51. Yasmin F, Buragohain BB, Sarma R. Aquatic Algae from Kaziranga National Park, Assam, India. Int J Curr Microbiol App Sci 2015;4(12):297–302.
52. Talukdar J. Influences of dissolved inorganic carbon and nitrogen sources on growth, total lipid content and calorific value of freshwater oleaginous microalga Ankistrodesmus falcatus (Corda) Ralfs. Environ Res Eng Manag 2012;61(3):14–25.
53. Kalita N, Baruah G, Goswami RCD, Talukdar J, Kalita MC. Ankistrodesmus falcatus: a promising candidate for lipid production, its biochemical analysis and strategies to enhance lipid productivity. J Microbiol Biotechnol Res 2011;1(4):148–57.
54. Manchanda T, Tyagi R, Sharma DK. Application of nutrient stress conditions for hydrocarbon and oil production by Botryococcus braunii. Biofuels 2019;10(3):271–7.
55. Goswami RCD, Kalita MC. Scenedesmus dimorphus and Scenedesmus quadricauda: two potent indigenous microalgae strains for biomass production and CO2 mitigation A study on their growth behavior and lipid productivity under different concentration of urea as nitrogen source. J Algal Biomass Util 2011;2(4):2–4.

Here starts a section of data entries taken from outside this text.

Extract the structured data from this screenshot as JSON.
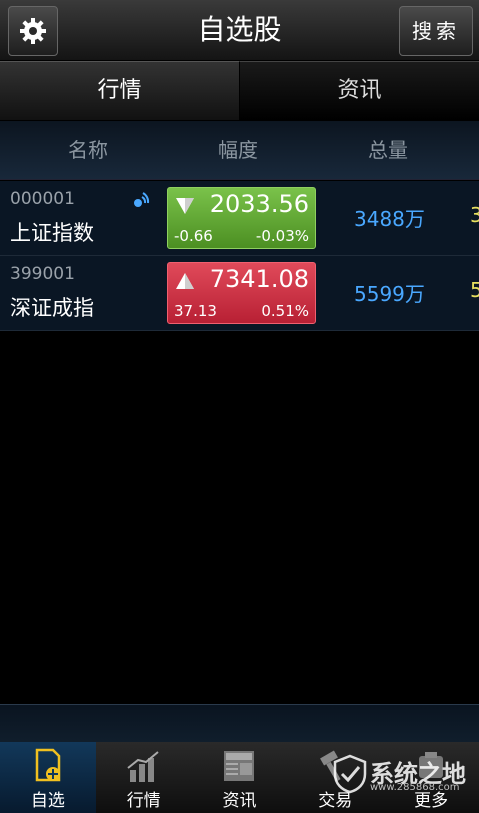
{
  "header": {
    "title": "自选股",
    "search_label": "搜索"
  },
  "tabs": [
    {
      "label": "行情"
    },
    {
      "label": "资讯"
    }
  ],
  "columns": {
    "name": "名称",
    "range": "幅度",
    "volume": "总量"
  },
  "rows": [
    {
      "code": "000001",
      "name": "上证指数",
      "price": "2033.56",
      "change": "-0.66",
      "percent": "-0.03%",
      "volume": "3488万",
      "cut": "3",
      "direction": "down"
    },
    {
      "code": "399001",
      "name": "深证成指",
      "price": "7341.08",
      "change": "37.13",
      "percent": "0.51%",
      "volume": "5599万",
      "cut": "5",
      "direction": "up"
    }
  ],
  "bottom_nav": [
    {
      "label": "自选"
    },
    {
      "label": "行情"
    },
    {
      "label": "资讯"
    },
    {
      "label": "交易"
    },
    {
      "label": "更多"
    }
  ],
  "watermark": {
    "text": "系统之地",
    "url": "www.285868.com"
  },
  "colors": {
    "up": "#c82a3c",
    "down": "#5ea532",
    "volume": "#4aa8ff"
  }
}
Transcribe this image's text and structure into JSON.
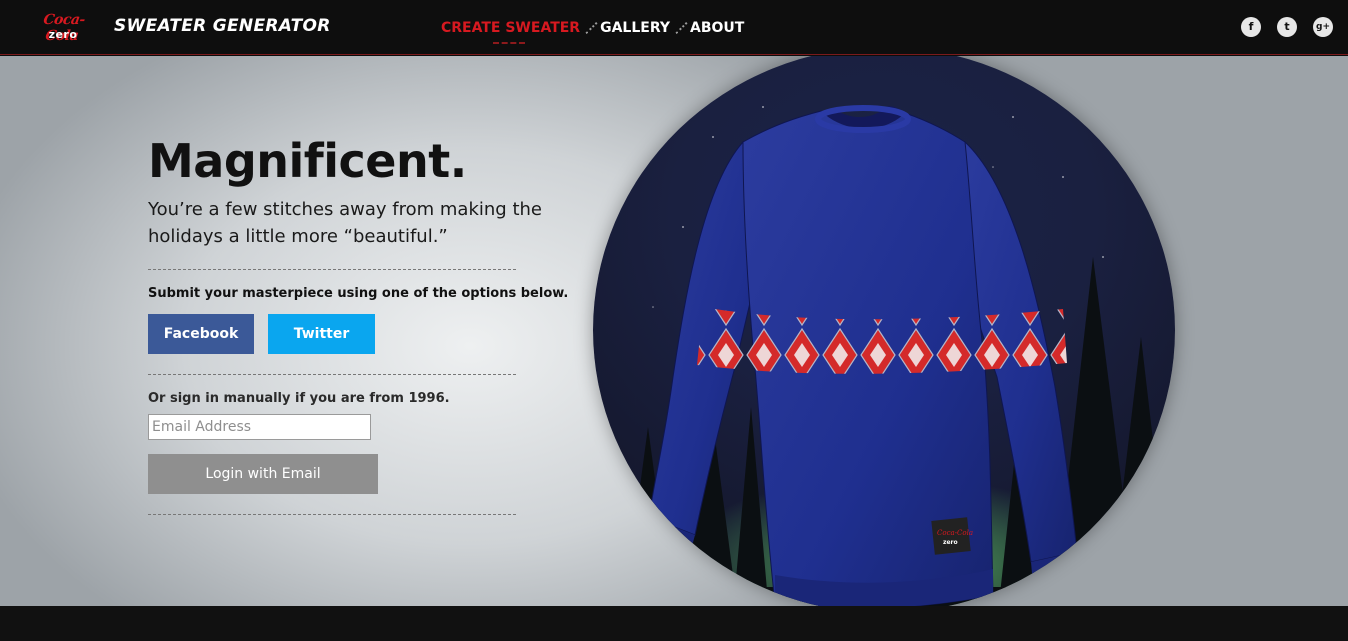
{
  "header": {
    "logo": {
      "script": "Coca-Cola",
      "sub": "zero"
    },
    "title": "SWEATER GENERATOR",
    "nav": [
      {
        "label": "CREATE SWEATER",
        "active": true
      },
      {
        "label": "GALLERY",
        "active": false
      },
      {
        "label": "ABOUT",
        "active": false
      }
    ],
    "social": [
      {
        "icon": "facebook-icon",
        "glyph": "f"
      },
      {
        "icon": "twitter-icon",
        "glyph": "t"
      },
      {
        "icon": "google-plus-icon",
        "glyph": "g+"
      }
    ]
  },
  "hero": {
    "headline": "Magnificent.",
    "subhead": "You’re a few stitches away from making the holidays a little more “beautiful.”",
    "submit_prompt": "Submit your masterpiece using one of the options below.",
    "facebook_label": "Facebook",
    "twitter_label": "Twitter",
    "manual_prompt": "Or sign in manually if you are from 1996.",
    "email_placeholder": "Email Address",
    "login_label": "Login with Email"
  },
  "sweater": {
    "image": "knit-sweater-illustration",
    "body_color": "#1f2f8f",
    "pattern_color": "#d42a2a",
    "tag": {
      "script": "Coca-Cola",
      "sub": "zero"
    }
  },
  "colors": {
    "accent": "#d71920",
    "facebook": "#3b5998",
    "twitter": "#0aa6ef",
    "login": "#8f8f8f"
  }
}
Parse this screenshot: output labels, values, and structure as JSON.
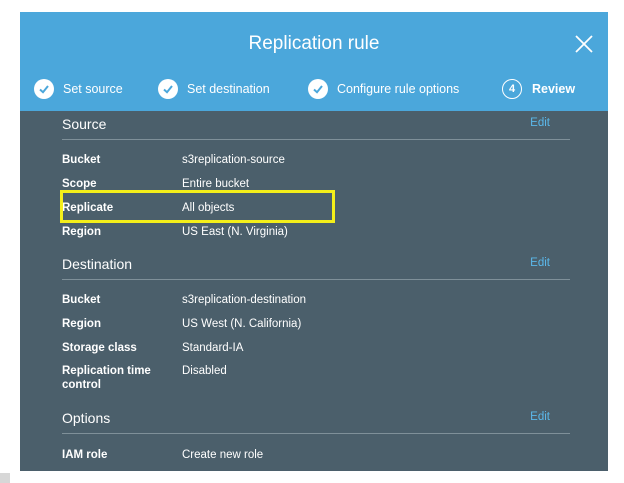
{
  "modal": {
    "title": "Replication rule",
    "close_icon": "close-icon"
  },
  "steps": [
    {
      "label": "Set source",
      "state": "done"
    },
    {
      "label": "Set destination",
      "state": "done"
    },
    {
      "label": "Configure rule options",
      "state": "done"
    },
    {
      "label": "Review",
      "number": "4",
      "state": "active"
    }
  ],
  "source": {
    "title": "Source",
    "edit": "Edit",
    "rows": [
      {
        "key": "Bucket",
        "value": "s3replication-source"
      },
      {
        "key": "Scope",
        "value": "Entire bucket"
      },
      {
        "key": "Replicate",
        "value": "All objects"
      },
      {
        "key": "Region",
        "value": "US East (N. Virginia)"
      }
    ]
  },
  "destination": {
    "title": "Destination",
    "edit": "Edit",
    "rows": [
      {
        "key": "Bucket",
        "value": "s3replication-destination"
      },
      {
        "key": "Region",
        "value": "US West (N. California)"
      },
      {
        "key": "Storage class",
        "value": "Standard-IA"
      },
      {
        "key": "Replication time control",
        "value": "Disabled"
      }
    ]
  },
  "options": {
    "title": "Options",
    "edit": "Edit",
    "rows": [
      {
        "key": "IAM role",
        "value": "Create new role"
      }
    ]
  },
  "colors": {
    "header": "#4ba7db",
    "body": "#4b5f6b",
    "link": "#5bb8ea",
    "highlight": "#f4ef1a"
  }
}
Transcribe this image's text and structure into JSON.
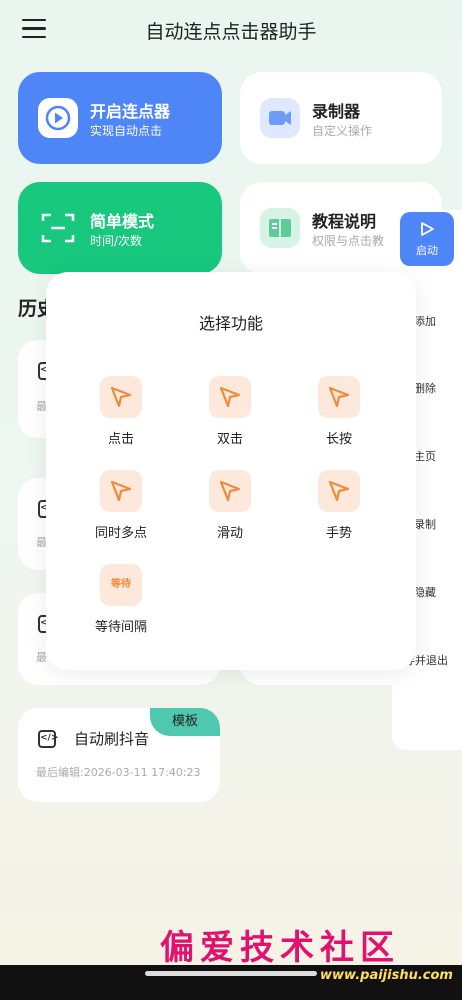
{
  "header": {
    "title": "自动连点点击器助手"
  },
  "cards": {
    "autoclick": {
      "title": "开启连点器",
      "subtitle": "实现自动点击"
    },
    "recorder": {
      "title": "录制器",
      "subtitle": "自定义操作"
    },
    "simple": {
      "title": "简单模式",
      "subtitle": "时间/次数"
    },
    "tutorial": {
      "title": "教程说明",
      "subtitle": "权限与点击教"
    }
  },
  "history": {
    "title": "历史",
    "items": [
      {
        "name": "自动刷抖音",
        "last_edit": "最后编辑:2026-03-11 17:40:23",
        "badge": "模板"
      }
    ],
    "partial_last_edit": "最"
  },
  "float_panel": {
    "start_label": "启动",
    "items": [
      "添加",
      "删除",
      "主页",
      "录制",
      "隐藏",
      "存并退出"
    ]
  },
  "sheet": {
    "title": "选择功能",
    "functions": [
      "点击",
      "双击",
      "长按",
      "同时多点",
      "滑动",
      "手势",
      "等待间隔"
    ],
    "wait_icon_text": "等待"
  },
  "watermark": {
    "text": "偏爱技术社区",
    "url": "www.paijishu.com"
  },
  "colors": {
    "blue": "#4f86f7",
    "green": "#17c87e",
    "accent_orange": "#f08a3c",
    "teal": "#4ec9b0"
  }
}
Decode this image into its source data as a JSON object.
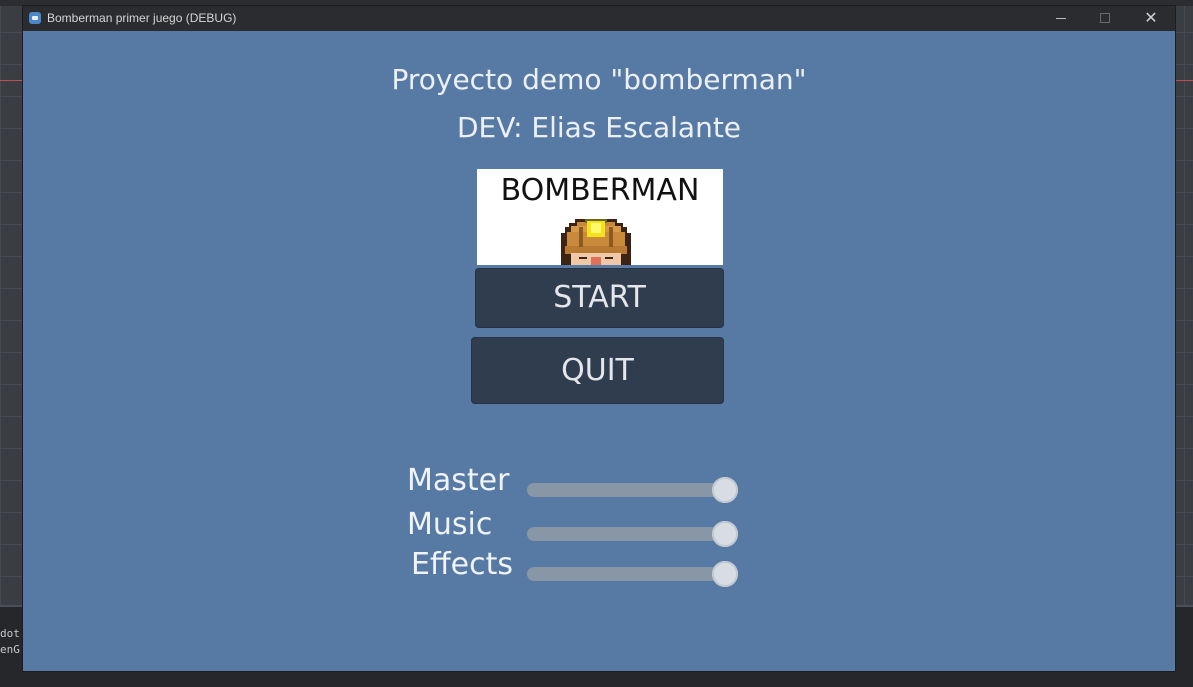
{
  "window": {
    "title": "Bomberman primer juego (DEBUG)",
    "minimize_glyph": "",
    "close_glyph": "✕"
  },
  "menu": {
    "title": "Proyecto demo \"bomberman\"",
    "subtitle": "DEV: Elias Escalante",
    "logo_text": "BOMBERMAN",
    "start_label": "START",
    "quit_label": "QUIT"
  },
  "volume": {
    "master": {
      "label": "Master",
      "value": 1.0
    },
    "music": {
      "label": "Music",
      "value": 1.0
    },
    "effects": {
      "label": "Effects",
      "value": 1.0
    }
  },
  "editor": {
    "console_lines": [
      "dot",
      "enG"
    ]
  },
  "colors": {
    "window_bg": "#577aa5",
    "button_bg": "#2f3d4f",
    "text": "#ecf0f5"
  }
}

56. Basu S, Roy AS, Mohanty K, Ghoshal AK. Enhanced CO2 sequestration by a novel microalga: Scenedesmus obliquus SA1 isolated from bio-diversity hotspot region of Assam, India. Bioresour Technol 2013;143:369–77.
28 Views | Downloads
How to Cite
Jinumethi. “An Emerging Aquatic Green Gold For Food And Medicine: A Review of Algae from North East India”. International Journal of Pharmacy and Pharmaceutical Sciences, Vol. 12, no. 12, Nov. 2020,
Review Article(s)